Stack Overflow is a question and answer site for professional and enthusiast programmers. It's 100% free, no registration required.

I would like to know how Process Identifier(s) (aka PID)s are generated under Windows. Is it unique across different machines? e.g., consider the 5856 id that's currently assigned to my Firefox program. Is it same for the same executable image under another machine?

share|improve this question

4 Answers 4

up vote 1 down vote accepted

Process identifiers are not unique across different machines. They can be reused on the same machine for later processes and will typically not be the same between two invocations of the same executable.

You are not supposed to care about how it is being generated - the only thing that you can be sure of is that the process identifier uniquely identifies a single running process, i.e. there will only be one process having that identifier at any one time.

share|improve this answer
    
Well, do you know on what basis it's generated? –  J. Rattz Jan 4 '11 at 12:42
    
No, that is not documented and may change between Windows versions or service packs or updates or depending on the time of day or the phase of the moon. :) –  villintehaspam Jan 4 '11 at 12:50
    
It was so informative, specially the "phase of the moon" section :) –  J. Rattz Jan 4 '11 at 12:52
    
Your welcome! :) Ok, more seriously, I'm just trying to point out that you simply cannot rely on any specific behavior. You could try posting another question that says what you are trying to accomplish - there might be some help to get there instead. –  villintehaspam Jan 4 '11 at 12:55

A PIDs generation is mostly a secret that Microsoft won't officially document - because they would have to stick to that implementation once they've documented it. However, it is always a multiple of 4 - but this isn't a behavior you should rely on. They aren't unique, and they can be re-used.

Raymond Chen mentions this in his blog.

share|improve this answer
    
They are only a multiple of 4 due to a side-effect; this is not by design and could, theoretically, change. –  Joe Jan 4 '11 at 12:46
    
Yes - that's precisely what Raymond points out in his blog.

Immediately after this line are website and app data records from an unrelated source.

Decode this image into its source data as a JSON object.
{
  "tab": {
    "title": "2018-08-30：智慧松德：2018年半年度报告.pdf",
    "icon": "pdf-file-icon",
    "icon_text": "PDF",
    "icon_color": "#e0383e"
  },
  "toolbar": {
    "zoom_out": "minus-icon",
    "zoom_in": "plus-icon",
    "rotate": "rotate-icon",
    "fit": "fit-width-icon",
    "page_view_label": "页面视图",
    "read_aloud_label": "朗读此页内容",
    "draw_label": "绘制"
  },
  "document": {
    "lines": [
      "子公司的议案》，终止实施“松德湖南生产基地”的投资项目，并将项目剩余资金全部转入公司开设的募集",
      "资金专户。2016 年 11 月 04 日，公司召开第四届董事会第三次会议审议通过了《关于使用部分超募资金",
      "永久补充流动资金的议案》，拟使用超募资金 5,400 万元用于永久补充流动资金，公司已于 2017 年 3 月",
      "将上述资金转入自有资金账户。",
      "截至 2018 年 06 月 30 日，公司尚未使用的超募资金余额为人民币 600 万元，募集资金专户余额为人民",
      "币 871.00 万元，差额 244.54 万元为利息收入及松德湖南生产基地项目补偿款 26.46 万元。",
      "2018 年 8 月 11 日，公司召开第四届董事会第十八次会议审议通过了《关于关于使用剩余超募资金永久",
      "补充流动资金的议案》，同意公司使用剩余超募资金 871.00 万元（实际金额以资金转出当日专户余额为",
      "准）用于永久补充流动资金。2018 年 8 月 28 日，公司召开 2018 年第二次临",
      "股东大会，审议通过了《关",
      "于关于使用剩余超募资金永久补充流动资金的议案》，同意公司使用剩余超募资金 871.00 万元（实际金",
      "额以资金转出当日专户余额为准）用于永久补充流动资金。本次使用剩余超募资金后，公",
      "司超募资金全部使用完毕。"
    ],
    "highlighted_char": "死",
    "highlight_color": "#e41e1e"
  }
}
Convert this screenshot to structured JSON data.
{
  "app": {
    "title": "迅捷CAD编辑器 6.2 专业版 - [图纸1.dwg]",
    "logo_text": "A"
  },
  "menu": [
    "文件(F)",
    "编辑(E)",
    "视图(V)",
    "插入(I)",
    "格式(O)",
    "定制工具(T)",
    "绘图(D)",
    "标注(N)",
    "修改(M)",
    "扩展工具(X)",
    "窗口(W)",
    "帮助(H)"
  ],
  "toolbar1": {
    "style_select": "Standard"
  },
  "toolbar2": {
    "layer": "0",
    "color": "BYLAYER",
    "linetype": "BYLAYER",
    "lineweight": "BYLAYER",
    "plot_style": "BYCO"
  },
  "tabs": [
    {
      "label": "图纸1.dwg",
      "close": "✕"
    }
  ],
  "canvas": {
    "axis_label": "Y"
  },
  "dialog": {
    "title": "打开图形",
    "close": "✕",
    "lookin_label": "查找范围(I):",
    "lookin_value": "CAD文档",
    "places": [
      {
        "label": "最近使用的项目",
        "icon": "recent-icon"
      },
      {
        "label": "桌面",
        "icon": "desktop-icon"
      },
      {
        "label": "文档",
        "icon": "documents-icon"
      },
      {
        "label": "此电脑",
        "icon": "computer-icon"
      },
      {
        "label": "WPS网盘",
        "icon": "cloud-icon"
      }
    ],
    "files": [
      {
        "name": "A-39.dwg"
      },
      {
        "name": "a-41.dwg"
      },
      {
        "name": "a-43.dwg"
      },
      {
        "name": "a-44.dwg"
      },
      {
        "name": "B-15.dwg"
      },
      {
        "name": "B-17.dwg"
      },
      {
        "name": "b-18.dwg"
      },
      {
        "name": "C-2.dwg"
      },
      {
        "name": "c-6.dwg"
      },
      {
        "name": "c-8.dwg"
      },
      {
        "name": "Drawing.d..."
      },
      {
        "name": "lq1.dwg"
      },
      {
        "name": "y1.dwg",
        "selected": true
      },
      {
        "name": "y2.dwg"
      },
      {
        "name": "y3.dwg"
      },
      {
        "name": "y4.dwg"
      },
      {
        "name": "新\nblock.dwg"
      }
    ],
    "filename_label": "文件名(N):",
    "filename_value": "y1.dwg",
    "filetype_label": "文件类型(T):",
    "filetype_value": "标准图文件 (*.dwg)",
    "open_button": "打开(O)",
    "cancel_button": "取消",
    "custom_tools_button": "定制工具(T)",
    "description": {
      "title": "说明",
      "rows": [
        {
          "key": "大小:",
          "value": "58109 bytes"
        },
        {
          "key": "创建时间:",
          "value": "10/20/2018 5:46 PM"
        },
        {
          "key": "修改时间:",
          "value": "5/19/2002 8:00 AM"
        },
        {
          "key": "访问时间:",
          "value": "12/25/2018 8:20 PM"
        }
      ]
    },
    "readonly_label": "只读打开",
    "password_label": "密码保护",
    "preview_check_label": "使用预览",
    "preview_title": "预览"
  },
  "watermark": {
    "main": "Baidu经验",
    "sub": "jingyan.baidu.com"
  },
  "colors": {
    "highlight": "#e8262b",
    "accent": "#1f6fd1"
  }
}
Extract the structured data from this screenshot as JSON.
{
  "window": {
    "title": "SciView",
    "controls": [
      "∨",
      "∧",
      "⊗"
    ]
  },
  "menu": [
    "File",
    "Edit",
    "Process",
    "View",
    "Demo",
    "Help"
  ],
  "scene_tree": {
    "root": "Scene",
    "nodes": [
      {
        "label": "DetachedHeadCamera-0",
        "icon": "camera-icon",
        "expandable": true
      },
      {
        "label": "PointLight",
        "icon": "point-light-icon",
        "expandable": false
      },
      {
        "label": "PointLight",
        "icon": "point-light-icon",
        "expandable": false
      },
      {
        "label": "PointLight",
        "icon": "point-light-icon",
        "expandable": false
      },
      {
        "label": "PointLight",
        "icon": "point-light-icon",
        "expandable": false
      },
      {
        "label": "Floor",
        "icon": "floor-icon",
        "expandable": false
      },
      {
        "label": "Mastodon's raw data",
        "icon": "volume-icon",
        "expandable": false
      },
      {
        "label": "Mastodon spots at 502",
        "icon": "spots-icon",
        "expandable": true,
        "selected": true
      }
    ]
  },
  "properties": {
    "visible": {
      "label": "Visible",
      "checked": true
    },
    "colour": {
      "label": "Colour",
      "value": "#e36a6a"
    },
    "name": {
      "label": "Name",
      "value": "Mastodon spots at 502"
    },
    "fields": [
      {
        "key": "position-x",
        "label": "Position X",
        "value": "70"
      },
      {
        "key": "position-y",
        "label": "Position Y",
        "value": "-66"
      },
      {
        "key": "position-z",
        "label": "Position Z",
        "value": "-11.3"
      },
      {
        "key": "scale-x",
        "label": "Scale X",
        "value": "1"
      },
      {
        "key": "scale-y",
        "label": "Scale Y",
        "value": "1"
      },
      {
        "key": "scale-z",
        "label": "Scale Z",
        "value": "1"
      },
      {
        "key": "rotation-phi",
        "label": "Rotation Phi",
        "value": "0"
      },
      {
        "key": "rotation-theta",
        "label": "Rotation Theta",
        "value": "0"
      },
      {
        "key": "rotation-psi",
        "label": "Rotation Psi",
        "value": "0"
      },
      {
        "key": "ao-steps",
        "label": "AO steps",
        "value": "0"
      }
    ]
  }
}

I'll update my answer to clarify. –  vcsjones Jan 4 '11 at 12:47

Process, thread, and kernel handle IDs come from a common routine. Technically this is a DWORD though I don't remember the last time I saw them above 65,536. They can be reused, and it's just a counter-based mechanism.

share|improve this answer

Processes are maintained as objects in the kernel and, as such, are exported to user mode the same way as every other object in the system (i.e. events, mutexes, semaphores, timers, etc) via HANDLEs.

Thus, the process IDs are really just HANDLEs to process objects, which are maintained in a global handle table (the PspCidTable, as an implementation detail). As an interesting aside, threads are also maintained as objects and are also inserted into this table. The thread IDs then are really just HANDLEs to thread objects.

-scott

share|improve this answer

Your Answer

 
discard

By posting your answer, you agree to the privacy policy and terms of service.

Not the answer you're looking for? Browse other questions tagged or ask your own question.